The deadlock, which one diplomat said had Europeans becoming pessimistic about finalizing an agreement, comes as the UN atomic agency is about to issue a report for a meeting that will decide whether to take the Iranian dossier to the United Nations on US charges that Tehran is secretly making nuclear weapons.
The Iranians contacted European diplomats in Tehran Wednesday asking for more concessions on a preliminary agreement the two sides had worked out in Paris last week, diplomats in Vienna and another Western capital told AFP.
But the European trio conducting talks for the EU -- Britain, France and Germany -- said "no, take it or leave it and Iran promised to give an answer" later Wednesday or Thursday, a diplomat who asked not to be identified said.
The International Atomic Energy Agency (IAEA) has told Iran it must respond this week in writing to the European deal if it wants its position included in a report for an IAEA meeting in Vienna on November 25.
This meeting will decide whether to take the Iranian dossier to the UN Security Council for possible sanctions, a diplomat close to the IAEA said.
Iran insists its nuclear program is a strictly peaceful one to generate electricity.
"The IAEA is under the obligation to issue its report in a time frame pretty much two weeks before the board meeting," the diplomat said. Thursday marks the two-week deadline before the meeting.
"The most important thing is this letter to ask the agency to verify suspension," a diplomat close to the negotiations said.
The diplomat said Iran was trying to get more assurances about a European offer to supply Iran with a light-water research reactor -- which would produce less fissible material than could be used for making nuclear weapons than a heavy-water reactor Iran wants to build -- if Iran cooperated in abandoning the nuclear fuel cycle.
"Iran has always said they want concrete incentives and not just promises," the diplomat said.
In Tehran, former president and top regime cleric Akbar Hashemi Rafsanjani was quoted Wednesday saying Iran was at a "crucial point" in its stand-off with the UN atomic watchdog.
Another Iranian official, negotiator Sirous Nasseri, warned that Iran could continue pursuing its nuclear drive "underground" and quit the nuclear Non-Proliferation Treaty (NPT) that empowers the IAEA if it came under too much pressure.

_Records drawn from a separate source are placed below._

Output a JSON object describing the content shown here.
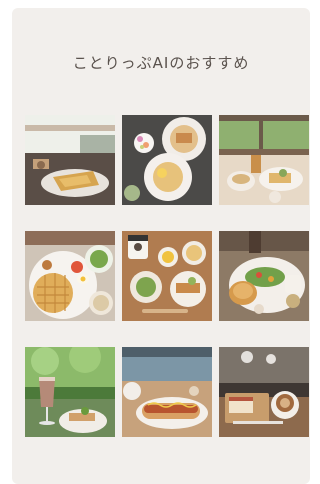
{
  "section": {
    "title": "ことりっぷAIのおすすめ"
  },
  "photos": [
    {
      "name": "cafe-terrace-waffle-photo",
      "alt": ""
    },
    {
      "name": "breakfast-plates-flowers-photo",
      "alt": ""
    },
    {
      "name": "window-cafe-table-photo",
      "alt": ""
    },
    {
      "name": "waffle-plate-salad-photo",
      "alt": ""
    },
    {
      "name": "wooden-tray-lunch-photo",
      "alt": ""
    },
    {
      "name": "bread-salad-drinks-photo",
      "alt": ""
    },
    {
      "name": "chocolate-drink-garden-photo",
      "alt": ""
    },
    {
      "name": "hotdog-sandwich-photo",
      "alt": ""
    },
    {
      "name": "cake-coffee-tray-photo",
      "alt": ""
    }
  ]
}
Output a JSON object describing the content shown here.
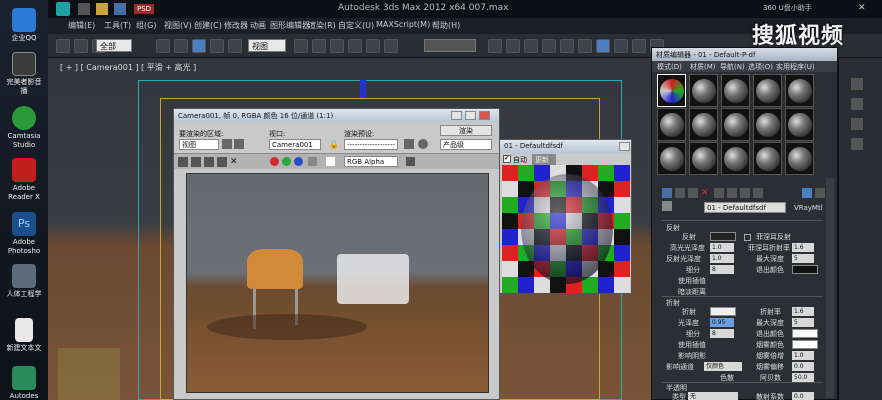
{
  "app": {
    "title": "Autodesk 3ds Max  2012 x64      007.max",
    "menus": [
      "编辑(E)",
      "工具(T)",
      "组(G)",
      "视图(V)",
      "创建(C)",
      "修改器",
      "动画",
      "图形编辑器",
      "渲染(R)",
      "自定义(U)",
      "MAXScript(M)",
      "帮助(H)"
    ],
    "toolbar": {
      "filter_combo": "全部",
      "view_combo": "视图"
    },
    "badge": "PSD"
  },
  "system": {
    "info": "360 U盘小助手"
  },
  "desktop_icons": [
    {
      "label": "企业QQ",
      "color": "#2b7bd6"
    },
    {
      "label": "完美者影音播",
      "color": "#3b3b3b"
    },
    {
      "label": "Camtasia Studio",
      "color": "#2a9a3a"
    },
    {
      "label": "Adobe Reader X",
      "color": "#c41f1f"
    },
    {
      "label": "Adobe Photosho",
      "color": "#1c4e8c"
    },
    {
      "label": "人体工程学",
      "color": "#5a6a7a"
    },
    {
      "label": "新建文本文",
      "color": "#e8e8e8"
    },
    {
      "label": "Autodes",
      "color": "#2a8a5a"
    }
  ],
  "viewport": {
    "label": "[ + ] [ Camera001 ] [ 平滑 + 高光 ]"
  },
  "render_window": {
    "title": "Camera001, 帧 0, RGBA 颜色 16 位/通道 (1:1)",
    "area_label": "要渲染的区域:",
    "area_value": "视图",
    "viewport_label": "视口:",
    "viewport_value": "Camera001",
    "preset_label": "渲染预设:",
    "preset_value": "-------------------",
    "render_button": "渲染",
    "product_value": "产品级",
    "channel_value": "RGB Alpha"
  },
  "material_preview": {
    "title": "01 - Defaultdfsdf",
    "auto_label": "自动",
    "update_button": "更新"
  },
  "material_editor": {
    "title": "材质编辑器 - 01 - Default-P-df",
    "menus": [
      "模式(D)",
      "材质(M)",
      "导航(N)",
      "选项(O)",
      "实用程序(U)"
    ],
    "material_name": "01 - Defaultdfsdf",
    "material_type": "VRayMtl",
    "reflection": {
      "header": "反射",
      "color_label": "反射",
      "gloss_label": "高光光泽度",
      "gloss_value": "1.0",
      "refl_gloss_label": "反射光泽度",
      "refl_gloss_value": "1.0",
      "subdiv_label": "细分",
      "subdiv_value": "8",
      "interp_label": "使用插值",
      "cutoff_label": "退出颜色",
      "fresnel_label": "菲涅耳反射",
      "fresnel_ior_label": "菲涅耳折射率",
      "fresnel_ior_value": "1.6",
      "max_depth_label": "最大深度",
      "max_depth_value": "5",
      "dim_label": "暗淡距离"
    },
    "refraction": {
      "header": "折射",
      "color_label": "折射",
      "ior_label": "折射率",
      "ior_value": "1.6",
      "gloss_label": "光泽度",
      "gloss_value": "0.95",
      "max_depth_label": "最大深度",
      "max_depth_value": "5",
      "subdiv_label": "细分",
      "subdiv_value": "8",
      "exit_label": "退出颜色",
      "interp_label": "使用插值",
      "fog_color_label": "烟雾颜色",
      "shadow_label": "影响阴影",
      "fog_mult_label": "烟雾倍增",
      "fog_mult_value": "1.0",
      "fog_bias_label": "烟雾偏移",
      "fog_bias_value": "0.0",
      "affect_channel_label": "影响通道",
      "affect_channel_value": "仅颜色",
      "dispersion_label": "色散",
      "abbe_label": "阿贝数",
      "abbe_value": "50.0"
    },
    "translucency": {
      "header": "半透明",
      "type_label": "类型",
      "type_value": "无",
      "scatter_label": "散射系数",
      "scatter_value": "0.0"
    }
  },
  "watermark": "搜狐视频"
}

A Western diplomat said Wednesday's devopments leave the European trio "increasingly pessimistic that a good deal can still be struck."
The main sticking points in the tentative agreement on getting Tehran to suspend uranium enrichment are over the length and extent of any halt, diplomats said.
Uranium conversion makes the uranium gas needed for the enrichment process which makes nuclear fuel, but which can also be the raw material for atomic bombs.
The 25-nation EU, led by Britain, France and Germany, says Iran must indefinitely and fully suspend uranium enrichment activities, but Iran insists its right to enrichment cannot be called into question.
Europe's three major powers are offering Iran nuclear technology, including access to nuclear fuel, increased trade and help with Tehran's regional security concerns if the Islamic republic halts enrichment, in an attempt to keep Iran from being taken to the Security Council.
Iran has agreed to suspend the making of the uranium hexafluoride gasthat is the actual feed for the enrichment process but "is not willing to suspend earlier stages," a diplomat said.
Over timing, "Iran is pushing for a time-specific duration, namely six months," but the European trio "refused and said the suspension must be maintained until a long-term agreement is reached," the diplomat said.All rights reserved. © 2005 Agence France-Presse. Sections of the information displayed on this page (dispatches, photographs, logos) are protected by intellectual property rights owned by Agence France-Presse. As a consequence, you may not copy, reproduce, modify, transmit, publish, display or in any way commercially exploit any of the content of this section without the prior written consent of Agence France-Presse.